What you are asked to do -> Each entry below must appear in the answer exactly as written.

(Data about app and page elements)
□ □ □

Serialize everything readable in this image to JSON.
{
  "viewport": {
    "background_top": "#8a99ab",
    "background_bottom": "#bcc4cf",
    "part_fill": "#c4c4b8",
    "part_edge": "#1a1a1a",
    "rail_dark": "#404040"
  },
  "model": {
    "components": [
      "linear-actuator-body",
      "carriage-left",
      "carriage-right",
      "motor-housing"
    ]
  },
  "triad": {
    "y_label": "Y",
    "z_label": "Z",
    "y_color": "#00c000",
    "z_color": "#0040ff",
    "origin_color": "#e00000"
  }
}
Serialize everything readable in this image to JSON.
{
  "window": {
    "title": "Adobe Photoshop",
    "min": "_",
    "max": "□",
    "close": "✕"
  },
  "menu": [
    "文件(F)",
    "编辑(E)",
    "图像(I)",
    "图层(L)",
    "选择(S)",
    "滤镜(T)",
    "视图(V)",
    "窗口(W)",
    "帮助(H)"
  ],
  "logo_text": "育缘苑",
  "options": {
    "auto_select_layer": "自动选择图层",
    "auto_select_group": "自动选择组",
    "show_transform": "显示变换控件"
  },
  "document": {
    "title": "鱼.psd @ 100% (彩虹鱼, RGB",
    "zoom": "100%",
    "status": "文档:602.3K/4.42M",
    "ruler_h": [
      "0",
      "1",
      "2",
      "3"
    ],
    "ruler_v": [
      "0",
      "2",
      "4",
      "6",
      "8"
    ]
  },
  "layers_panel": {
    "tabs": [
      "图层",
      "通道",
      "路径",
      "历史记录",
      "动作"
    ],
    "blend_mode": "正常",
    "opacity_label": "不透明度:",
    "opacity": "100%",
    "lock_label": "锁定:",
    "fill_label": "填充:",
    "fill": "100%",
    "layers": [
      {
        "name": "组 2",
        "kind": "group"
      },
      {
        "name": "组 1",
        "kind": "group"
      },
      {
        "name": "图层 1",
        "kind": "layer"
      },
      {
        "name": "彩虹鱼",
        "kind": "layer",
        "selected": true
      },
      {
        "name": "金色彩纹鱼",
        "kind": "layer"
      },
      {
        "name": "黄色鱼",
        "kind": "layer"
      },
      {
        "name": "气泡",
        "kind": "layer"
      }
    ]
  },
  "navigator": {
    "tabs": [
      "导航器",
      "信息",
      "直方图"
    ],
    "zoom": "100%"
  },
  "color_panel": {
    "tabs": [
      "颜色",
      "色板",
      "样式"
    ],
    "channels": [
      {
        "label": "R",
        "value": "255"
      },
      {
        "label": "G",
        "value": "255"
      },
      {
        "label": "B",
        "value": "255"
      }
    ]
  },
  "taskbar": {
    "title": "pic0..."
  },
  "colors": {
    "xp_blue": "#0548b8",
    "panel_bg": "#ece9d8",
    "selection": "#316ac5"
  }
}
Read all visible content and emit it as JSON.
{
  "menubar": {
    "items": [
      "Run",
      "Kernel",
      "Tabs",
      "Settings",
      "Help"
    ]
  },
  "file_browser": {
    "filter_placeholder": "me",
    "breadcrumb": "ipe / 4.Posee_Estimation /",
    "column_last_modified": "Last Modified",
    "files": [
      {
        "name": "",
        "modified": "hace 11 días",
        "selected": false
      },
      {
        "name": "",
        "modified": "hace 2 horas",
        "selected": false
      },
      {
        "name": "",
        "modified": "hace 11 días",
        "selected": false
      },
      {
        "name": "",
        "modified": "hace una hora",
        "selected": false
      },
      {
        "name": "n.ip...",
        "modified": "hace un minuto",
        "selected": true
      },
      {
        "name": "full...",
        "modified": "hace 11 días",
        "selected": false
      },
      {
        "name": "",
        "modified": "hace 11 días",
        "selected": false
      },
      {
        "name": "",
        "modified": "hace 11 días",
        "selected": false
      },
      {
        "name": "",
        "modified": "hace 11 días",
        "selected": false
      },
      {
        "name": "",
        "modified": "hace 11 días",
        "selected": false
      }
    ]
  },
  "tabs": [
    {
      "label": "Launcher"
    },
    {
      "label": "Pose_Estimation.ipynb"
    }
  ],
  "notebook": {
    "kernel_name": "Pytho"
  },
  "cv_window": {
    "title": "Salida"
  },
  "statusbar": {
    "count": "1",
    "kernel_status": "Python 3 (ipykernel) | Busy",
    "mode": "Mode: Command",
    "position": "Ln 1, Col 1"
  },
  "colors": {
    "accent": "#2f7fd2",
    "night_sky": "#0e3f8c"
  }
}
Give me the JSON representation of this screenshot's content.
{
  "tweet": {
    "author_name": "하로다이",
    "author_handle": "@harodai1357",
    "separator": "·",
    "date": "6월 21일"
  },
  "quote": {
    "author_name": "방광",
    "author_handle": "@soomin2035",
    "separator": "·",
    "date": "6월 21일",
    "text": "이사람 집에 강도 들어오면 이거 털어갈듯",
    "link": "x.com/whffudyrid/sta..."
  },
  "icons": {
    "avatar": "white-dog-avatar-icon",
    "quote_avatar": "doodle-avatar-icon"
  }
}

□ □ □

Task result ->
Serialize everything readable in this image to JSON.
{
  "viewport": {
    "background_top": "#8a99ab",
    "background_bottom": "#bcc4cf",
    "part_fill": "#c4c4b8",
    "part_edge": "#1a1a1a",
    "rail_dark": "#404040"
  },
  "model": {
    "components": [
      "linear-actuator-body",
      "carriage-left",
      "carriage-right",
      "motor-housing"
    ]
  },
  "triad": {
    "y_label": "Y",
    "z_label": "Z",
    "y_color": "#00c000",
    "z_color": "#0040ff",
    "origin_color": "#e00000"
  }
}
Serialize everything readable in this image to JSON.
{
  "window": {
    "title": "Adobe Photoshop",
    "min": "_",
    "max": "□",
    "close": "✕"
  },
  "menu": [
    "文件(F)",
    "编辑(E)",
    "图像(I)",
    "图层(L)",
    "选择(S)",
    "滤镜(T)",
    "视图(V)",
    "窗口(W)",
    "帮助(H)"
  ],
  "logo_text": "育缘苑",
  "options": {
    "auto_select_layer": "自动选择图层",
    "auto_select_group": "自动选择组",
    "show_transform": "显示变换控件"
  },
  "document": {
    "title": "鱼.psd @ 100% (彩虹鱼, RGB",
    "zoom": "100%",
    "status": "文档:602.3K/4.42M",
    "ruler_h": [
      "0",
      "1",
      "2",
      "3"
    ],
    "ruler_v": [
      "0",
      "2",
      "4",
      "6",
      "8"
    ]
  },
  "layers_panel": {
    "tabs": [
      "图层",
      "通道",
      "路径",
      "历史记录",
      "动作"
    ],
    "blend_mode": "正常",
    "opacity_label": "不透明度:",
    "opacity": "100%",
    "lock_label": "锁定:",
    "fill_label": "填充:",
    "fill": "100%",
    "layers": [
      {
        "name": "组 2",
        "kind": "group"
      },
      {
        "name": "组 1",
        "kind": "group"
      },
      {
        "name": "图层 1",
        "kind": "layer"
      },
      {
        "name": "彩虹鱼",
        "kind": "layer",
        "selected": true
      },
      {
        "name": "金色彩纹鱼",
        "kind": "layer"
      },
      {
        "name": "黄色鱼",
        "kind": "layer"
      },
      {
        "name": "气泡",
        "kind": "layer"
      }
    ]
  },
  "navigator": {
    "tabs": [
      "导航器",
      "信息",
      "直方图"
    ],
    "zoom": "100%"
  },
  "color_panel": {
    "tabs": [
      "颜色",
      "色板",
      "样式"
    ],
    "channels": [
      {
        "label": "R",
        "value": "255"
      },
      {
        "label": "G",
        "value": "255"
      },
      {
        "label": "B",
        "value": "255"
      }
    ]
  },
  "taskbar": {
    "title": "pic0..."
  },
  "colors": {
    "xp_blue": "#0548b8",
    "panel_bg": "#ece9d8",
    "selection": "#316ac5"
  }
}
Read all visible content and emit it as JSON.
{
  "menubar": {
    "items": [
      "Run",
      "Kernel",
      "Tabs",
      "Settings",
      "Help"
    ]
  },
  "file_browser": {
    "filter_placeholder": "me",
    "breadcrumb": "ipe / 4.Posee_Estimation /",
    "column_last_modified": "Last Modified",
    "files": [
      {
        "name": "",
        "modified": "hace 11 días",
        "selected": false
      },
      {
        "name": "",
        "modified": "hace 2 horas",
        "selected": false
      },
      {
        "name": "",
        "modified": "hace 11 días",
        "selected": false
      },
      {
        "name": "",
        "modified": "hace una hora",
        "selected": false
      },
      {
        "name": "n.ip...",
        "modified": "hace un minuto",
        "selected": true
      },
      {
        "name": "full...",
        "modified": "hace 11 días",
        "selected": false
      },
      {
        "name": "",
        "modified": "hace 11 días",
        "selected": false
      },
      {
        "name": "",
        "modified": "hace 11 días",
        "selected": false
      },
      {
        "name": "",
        "modified": "hace 11 días",
        "selected": false
      },
      {
        "name": "",
        "modified": "hace 11 días",
        "selected": false
      }
    ]
  },
  "tabs": [
    {
      "label": "Launcher"
    },
    {
      "label": "Pose_Estimation.ipynb"
    }
  ],
  "notebook": {
    "kernel_name": "Pytho"
  },
  "cv_window": {
    "title": "Salida"
  },
  "statusbar": {
    "count": "1",
    "kernel_status": "Python 3 (ipykernel) | Busy",
    "mode": "Mode: Command",
    "position": "Ln 1, Col 1"
  },
  "colors": {
    "accent": "#2f7fd2",
    "night_sky": "#0e3f8c"
  }
}
Give me the JSON representation of this screenshot's content.
{
  "tweet": {
    "author_name": "하로다이",
    "author_handle": "@harodai1357",
    "separator": "·",
    "date": "6월 21일"
  },
  "quote": {
    "author_name": "방광",
    "author_handle": "@soomin2035",
    "separator": "·",
    "date": "6월 21일",
    "text": "이사람 집에 강도 들어오면 이거 털어갈듯",
    "link": "x.com/whffudyrid/sta..."
  },
  "icons": {
    "avatar": "white-dog-avatar-icon",
    "quote_avatar": "doodle-avatar-icon"
  }
}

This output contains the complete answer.